Statement:Let $X$ be a complex manifold of complex dimension $n$ and $E \subset T_X$ an involutive holomorphic subbundle of complex rank $r$. Then $E$ is integrable in the holomorphic sense. Meaning locally there exist holomorphic functions $\varphi : U \to \mathbb{C}^{n-r}$ with $ker(d\varphi_*)=E|_U$.

The idea of the proof there (If I understand it correctly) goes as follows:

- Use the real Frobenius theorem for the real part of the distribution $E_\mathbb{R}$ to get locally functions $\varphi : U \to V \subset \mathbb{R}^{2(n-r)}$ with $ker(d\varphi_*)= E_{\mathbb{R}}|_U$
- The almost complex structure $I : T_{U,\mathbb{R}} \to T_{U,\mathbb{R}}$ descends to an endomorphism $I : T_{U,\mathbb{R}}/E_{\mathbb{R}}|_U \to T_{U,\mathbb{R}}/E_{\mathbb{R}}|_U$ which itself descends to an almost complex structure on $V$.
- There exists a complex submanifold transverse to the fibers of $\varphi$ (possibly restricting $U$) which is locally isomorphic to $V$ and whose complex structure agrees with the almost complex structure from (2). In other words there's locally a section of $\varphi$ whose image is a complex manifold whose almost complex structure agrees with the one from (2).
- Due to (3) we can put a complex structure on $V$ making $\varphi : U \to V$ a holomorphic map

QED.

There are several things I'm having trouble understanding.

**Firstly** step (2) isn't elaborated on in the text and it isn't so clear to me why the almost complex structure should descend down to $V$.
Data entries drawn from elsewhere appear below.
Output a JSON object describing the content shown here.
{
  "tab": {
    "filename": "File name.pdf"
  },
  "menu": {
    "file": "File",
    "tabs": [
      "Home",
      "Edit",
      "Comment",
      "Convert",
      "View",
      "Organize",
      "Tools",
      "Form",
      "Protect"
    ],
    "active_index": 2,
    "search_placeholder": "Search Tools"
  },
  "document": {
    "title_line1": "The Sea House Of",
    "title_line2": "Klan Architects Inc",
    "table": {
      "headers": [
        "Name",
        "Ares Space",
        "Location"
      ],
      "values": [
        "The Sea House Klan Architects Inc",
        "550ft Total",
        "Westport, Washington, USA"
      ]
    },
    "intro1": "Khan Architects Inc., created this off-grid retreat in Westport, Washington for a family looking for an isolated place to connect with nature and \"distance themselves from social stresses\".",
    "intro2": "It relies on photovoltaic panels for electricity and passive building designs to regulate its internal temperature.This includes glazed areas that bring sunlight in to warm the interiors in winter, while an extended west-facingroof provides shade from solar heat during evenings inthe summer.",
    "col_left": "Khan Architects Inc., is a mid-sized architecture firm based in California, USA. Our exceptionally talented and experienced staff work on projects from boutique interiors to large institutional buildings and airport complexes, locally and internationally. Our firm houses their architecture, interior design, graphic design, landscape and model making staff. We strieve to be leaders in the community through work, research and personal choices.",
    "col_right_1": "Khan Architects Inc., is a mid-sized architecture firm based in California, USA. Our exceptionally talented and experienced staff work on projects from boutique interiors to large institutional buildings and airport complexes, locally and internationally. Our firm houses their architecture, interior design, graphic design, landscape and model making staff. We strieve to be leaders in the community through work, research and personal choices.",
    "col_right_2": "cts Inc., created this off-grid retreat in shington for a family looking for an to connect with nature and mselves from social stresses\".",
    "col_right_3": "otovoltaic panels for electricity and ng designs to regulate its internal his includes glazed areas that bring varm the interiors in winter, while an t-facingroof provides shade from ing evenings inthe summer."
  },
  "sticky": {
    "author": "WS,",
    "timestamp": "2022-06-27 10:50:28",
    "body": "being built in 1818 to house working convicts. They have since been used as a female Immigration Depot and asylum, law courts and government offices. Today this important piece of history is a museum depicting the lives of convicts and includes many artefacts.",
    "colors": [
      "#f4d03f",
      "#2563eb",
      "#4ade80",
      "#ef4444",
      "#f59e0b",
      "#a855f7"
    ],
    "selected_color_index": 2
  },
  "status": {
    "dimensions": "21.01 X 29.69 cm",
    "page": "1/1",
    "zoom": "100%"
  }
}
**Secondly** given step (3) it's unclear to me why we need step (2). If there's a section whose image is a holomorphic manifold then there's a unique complex structure on $V$ s.t. $\varphi$ is a holomorphic (isn't there?).

**Thirdly** and perhaps the most crucial is that step (3) seems dangerously circular. Part of the conclusion of the theorem is that $E$ has an involutive complement in $T_X$ meaning $E|_U \oplus F|_U = T_X|_U$ for some involutive holomorphic subbundle $F|_U$. The existence of the section in (3) is stronger than that assertion. It may be that (3) relies on a weaker statement but it's unclear to me how to deduce it from what was done up until now in the book.

**Fourthly** Nowhere in the proof is it claimed that the almost complex structure on $V$ makes it isomorphic to an open subset of $\mathbb{C}^{n-r}$. It is not claimed that the almost complex structure is the standard one, nor is it obvious to me that it should be from this perspective.

**Lastly** There's the issue of what the proof uses which I raised in a comment. It doesn't seem very likely to me that one can prove the holomorphic Frobenius from the real Frobenius theorem alone. The real Frobenius is a consequence of the smooth Poincare lemma (closed form is locally exact) therefore a proof of this sort would give the Holomorphic Poincare lemma as a corollary of the smooth Poincare lemma which doesn't sound reasonable to me. The question is therefore what is used in the proof above which goes beyond the smooth Poincare lemma. It most certainly seems to me that this happens somewhere around (3).